India endured a little collapse of its own in the middle of the innings — when it lost four for 50 in 7.3 overs — but Jadeja was on hand to help. His whirlwind 47 made only off 29 balls, helped India tide over that micro-crisis. It was a win well deserved.

THE SCORE Ind v SA, Cardiff, June 6, 2013.

India: Rohit Sharma c Peterson b McLaren 65; S. Dhawan c sub (A. M. Phangiso) b Duminy 114; V. Kohli c Amla b Tsotsobe 31; D. Karthik c A. B. de Villiers b McLaren 14; M. Dhoni c du Plessis b Tsotsobe 27; S. Raina c Duminy b McLaren 9; R. Jadeja (not out) 47; R. Ashwin (run out) 10; B. Kumar (not out) 0; Extras (lb-4, w-8, nb-2) 14. Total (for seven wkts., in 50 overs) 331.

Fall of wickets: 1-127, 2-210, 3-227, 4-240, 5-260, 6-291, 7-323.

South Africa bowling: Morkel 6.5-0-27-0; Tsotsobe 10-0-83-2; Kleinveldt 10-0-81-0; McLaren 10-0-70-3; Peterson 3.1-0-24-0; Duminy 10-0-42-1.

South Africa: H. Amla c Dhoni b Yadav 22; C. Ingram c Raina b Kumar 6; R. Peterson (run out) 68; A. B. de Villiers c Jadeja b Yadav 70; J. P. Duminy lbw b Jadeja 14; F. du Plessis c Raina b Ishant 30; D. Miller (run out) 0; R. McLaren (not out) 71; R. Kleinveldt c Dhoni b Ishant 4; L. Tsotsobe b Jadeja 3; M. Morkel b Kumar 8; Extras (lb-1, w-7, nb-1) 9. Total (in 50 overs) 305.

Fall of wickets: 1-13, 2-31, 3-155, 4-182, 5-184, 6-188, 7-238, 8-251.
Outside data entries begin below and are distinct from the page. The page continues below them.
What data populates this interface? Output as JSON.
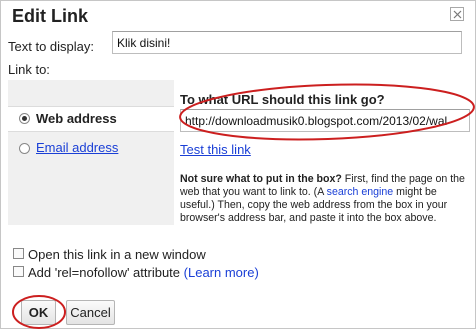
{
  "dialog": {
    "title": "Edit Link",
    "close_icon": "close-x-icon"
  },
  "display": {
    "label": "Text to display:",
    "value": "Klik disini!"
  },
  "link_to": {
    "label": "Link to:",
    "options": [
      {
        "label": "Web address",
        "selected": true
      },
      {
        "label": "Email address",
        "selected": false
      }
    ]
  },
  "url": {
    "question": "To what URL should this link go?",
    "value": "http://downloadmusik0.blogspot.com/2013/02/wal",
    "test_link": "Test this link"
  },
  "help": {
    "bold": "Not sure what to put in the box?",
    "text_1": " First, find the page on the web that you want to link to. (A ",
    "link": "search engine",
    "text_2": " might be useful.) Then, copy the web address from the box in your browser's address bar, and paste it into the box above."
  },
  "options": {
    "new_window": "Open this link in a new window",
    "nofollow": "Add 'rel=nofollow' attribute",
    "learn_more": "(Learn more)"
  },
  "buttons": {
    "ok": "OK",
    "cancel": "Cancel"
  },
  "colors": {
    "annotation": "#cc1f1f",
    "link": "#1a3fd6"
  }
}
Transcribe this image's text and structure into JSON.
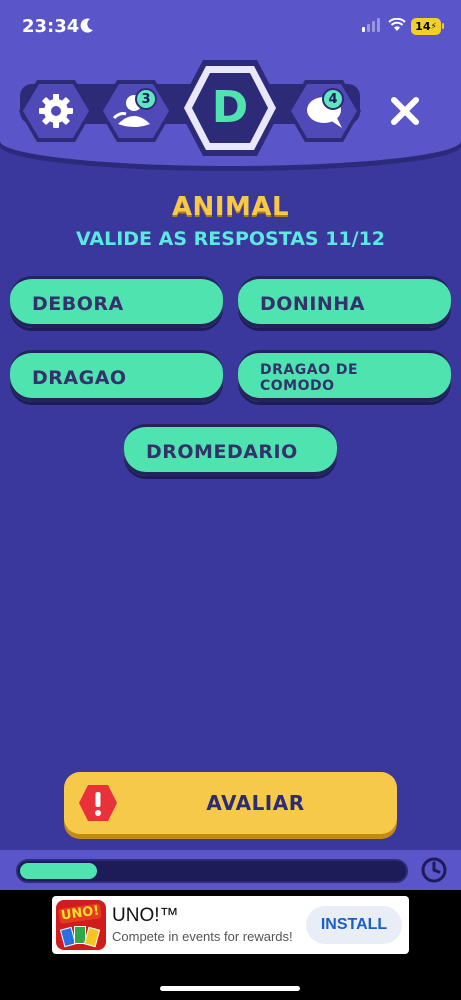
{
  "status": {
    "time": "23:34",
    "battery": "14"
  },
  "header": {
    "letter": "D",
    "players_count": "3",
    "chat_count": "4"
  },
  "round": {
    "category": "ANIMAL",
    "instruction": "VALIDE AS RESPOSTAS 11/12"
  },
  "answers": [
    {
      "label": "DEBORA"
    },
    {
      "label": "DONINHA"
    },
    {
      "label": "DRAGAO"
    },
    {
      "label": "DRAGAO DE\nCOMODO"
    },
    {
      "label": "DROMEDARIO"
    }
  ],
  "action": {
    "label": "AVALIAR"
  },
  "timer": {
    "progress": 0.2
  },
  "ad": {
    "logo_text": "UNO!",
    "title": "UNO!™",
    "subtitle": "Compete in events for rewards!",
    "button": "INSTALL"
  },
  "colors": {
    "background": "#3a389c",
    "header": "#5a55c8",
    "answer": "#4fe3b0",
    "accent_yellow": "#f7c94a",
    "accent_cyan": "#5de8e0",
    "warning_red": "#e8313a"
  },
  "icons": [
    "moon-icon",
    "signal-icon",
    "wifi-icon",
    "gear-icon",
    "players-icon",
    "letter-hexagon",
    "chat-icon",
    "close-icon",
    "warning-icon",
    "clock-icon"
  ]
}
India bowling: Kumar 7-0-49-2; Yadav 10-0-75-2; Ishant 8-0-66-2; Ashwin 10-0-47-0; Jadeja 9-1-31-2; Raina 6-0-36-0.